Last year I wrote about a little script I use to query checkip.dyndns.org for my current IP address from the Linux CLI. dyn’s checker has served me well over the years and has been rock solid stable, which is why I chose it.
A problem has come about however whereby it is returning a private IP address (192.168.xxx.xxx) which it is taking from the X-Forwarded-For value, rather than ignoring it purely because of the fact that it is a private (internal) IP.
I was trying to find a way to scrape Google’s what is my ip page because it doesn’t suffer from the same bug, and in the process I came about ifconfig.me
So here is my new script, in its entirety:
echo -e "\n$(curl -s ifconfig.me/ip)\n"
If you visit ifconfig.me, on the bottom half of the page you will find a handful of other information you could extract. Now let’s hope that ifconfig.me sticks around for a while.
This morning, someone asked a radio station talk show about the dead fish in Yermasoyia dam in Limassol. It reminded me that we visited this dam 10 days ago and did indeed see tens of dead fish floating on the surface.
The radio station’s reporters later spoke with somebody who informs us that this is Tilapia which has naturally died from its intolerance to colder waters.
We later drove along the dam’s overflow (a rare sight) to where it reaches the sea. Here are some photos.
However, there were no Kayaks there, like not too far away in 2009:
Pingdom is an awesome service that tracks the uptime, downtime, and performance of websites (you can see an example of the public stats of this server here). If you have a firewall running on your system, you need to whitelist Pingdom’s servers or else their monitors will fail. As their servers may change at any given time, it is better to automate this whitelisting by realistically and responsibly polling the RSS feed of their monitoring servers.
It’s been done before, but this is how I have chosen to do it.
First, a little php helper script to extract the Active IP addresses of the monitors. For this example, let’s save it as pingdom.com.php alongside our bash script which will be executed by cron.
echo implode("\n", $ips);
Then, our bash script which is called from cron:
for ip in $(/usr/bin/php pingdom.com.php); do
$IPTABLES -A INPUT -s $ip -p icmp -j ACCEPT
Of course, this is just an example and you will need to modify the firewall rule(s) according to your needs.
Clickatell have had an outage and have sent their clients an e-mail about it, the beef of which I paste here:
We regret to inform you that Clickatell’s system experienced a total outage due to complete power failure at the data centre which hosts Clickatell’s services. The outage occurred on Sunday the 11th of March 2012 from 09:50 GMT+2 and was resolved at 15:00 GMT+2. During this time all Clickatell services were unavailable. No messages were accepted for delivery and the system was unreachable.

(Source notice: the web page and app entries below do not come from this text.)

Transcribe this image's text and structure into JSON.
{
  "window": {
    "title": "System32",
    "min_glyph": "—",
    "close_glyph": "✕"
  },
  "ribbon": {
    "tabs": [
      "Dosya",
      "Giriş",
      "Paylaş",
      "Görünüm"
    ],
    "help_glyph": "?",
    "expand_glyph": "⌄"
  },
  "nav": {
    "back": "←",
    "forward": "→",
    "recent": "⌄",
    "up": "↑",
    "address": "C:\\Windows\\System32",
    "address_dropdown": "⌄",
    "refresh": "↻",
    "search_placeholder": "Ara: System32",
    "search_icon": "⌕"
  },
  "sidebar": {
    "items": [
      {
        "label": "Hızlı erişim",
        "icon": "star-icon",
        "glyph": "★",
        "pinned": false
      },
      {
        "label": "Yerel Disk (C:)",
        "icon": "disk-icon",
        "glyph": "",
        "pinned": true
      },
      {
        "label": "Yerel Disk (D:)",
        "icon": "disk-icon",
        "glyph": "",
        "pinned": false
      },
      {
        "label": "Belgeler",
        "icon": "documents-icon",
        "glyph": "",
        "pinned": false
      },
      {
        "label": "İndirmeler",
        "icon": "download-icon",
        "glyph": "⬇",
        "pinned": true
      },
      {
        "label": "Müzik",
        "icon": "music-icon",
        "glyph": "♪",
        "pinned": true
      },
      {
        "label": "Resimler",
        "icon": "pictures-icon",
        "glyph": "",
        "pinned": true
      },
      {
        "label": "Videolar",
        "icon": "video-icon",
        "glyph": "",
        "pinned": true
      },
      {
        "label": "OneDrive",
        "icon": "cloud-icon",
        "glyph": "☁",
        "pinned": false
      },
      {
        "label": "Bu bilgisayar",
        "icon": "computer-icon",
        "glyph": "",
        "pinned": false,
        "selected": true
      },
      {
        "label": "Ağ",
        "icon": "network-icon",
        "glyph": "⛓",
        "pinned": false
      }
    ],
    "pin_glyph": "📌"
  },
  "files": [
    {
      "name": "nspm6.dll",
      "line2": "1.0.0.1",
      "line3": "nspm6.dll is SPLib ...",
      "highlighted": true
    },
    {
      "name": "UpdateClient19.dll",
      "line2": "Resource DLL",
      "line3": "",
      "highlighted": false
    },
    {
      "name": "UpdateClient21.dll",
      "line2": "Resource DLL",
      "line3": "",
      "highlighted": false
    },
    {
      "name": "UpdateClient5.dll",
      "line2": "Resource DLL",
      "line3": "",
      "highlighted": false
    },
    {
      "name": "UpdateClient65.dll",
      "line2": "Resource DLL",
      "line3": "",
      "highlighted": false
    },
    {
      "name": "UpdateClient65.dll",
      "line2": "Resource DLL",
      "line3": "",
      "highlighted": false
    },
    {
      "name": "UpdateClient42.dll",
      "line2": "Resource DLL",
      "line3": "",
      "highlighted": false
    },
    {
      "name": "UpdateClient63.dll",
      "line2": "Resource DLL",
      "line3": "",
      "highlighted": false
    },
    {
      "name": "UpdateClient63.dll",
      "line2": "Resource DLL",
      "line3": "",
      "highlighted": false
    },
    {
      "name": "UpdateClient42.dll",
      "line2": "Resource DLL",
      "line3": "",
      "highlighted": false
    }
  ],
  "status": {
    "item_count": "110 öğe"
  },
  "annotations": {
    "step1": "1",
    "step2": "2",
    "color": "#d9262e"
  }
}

Clickatell’s services are hosted at a third party data centre. Electrical contractors caused a power outage throughout the data centre’s building while performing routine investigative maintenance on the UPS systems.
As part of their maintenance they bypassed the entire UPS system in order to safely work on it, and powered all infrastructure through one of their standby generators. During the maintenance this generator failed, and the entire building lost power. This meant both our live and standby systems lost power simultaneously.
Clickatell have never struck me as a small company and I was always under the impression that they are used by the largest corporations of the world, such as Google for example. In light of that, how on earth could they have allowed for such a thing to happen?
In the beginning of February, I posted a YouTube clip about a swarm of Nano Quadrotors. Here they are again, presented by Vijay Kumar at the TED2012 conference, this time performing the James Bond theme.
Unfortunately, I missed the TEDxNicosia event last year. Many friends, colleagues and acquaintances made it there however and I hopefully look forward to being lucky enough to attend next time round.
- Vijay’s full presentation: Robots that fly … and cooperate
- Pennsylvania School of Engineering and Applied Science
There, now you know!
Next time you bake a cake, you’ll need 1.39934984 x 10-8 m6 of butter.
No more. No less.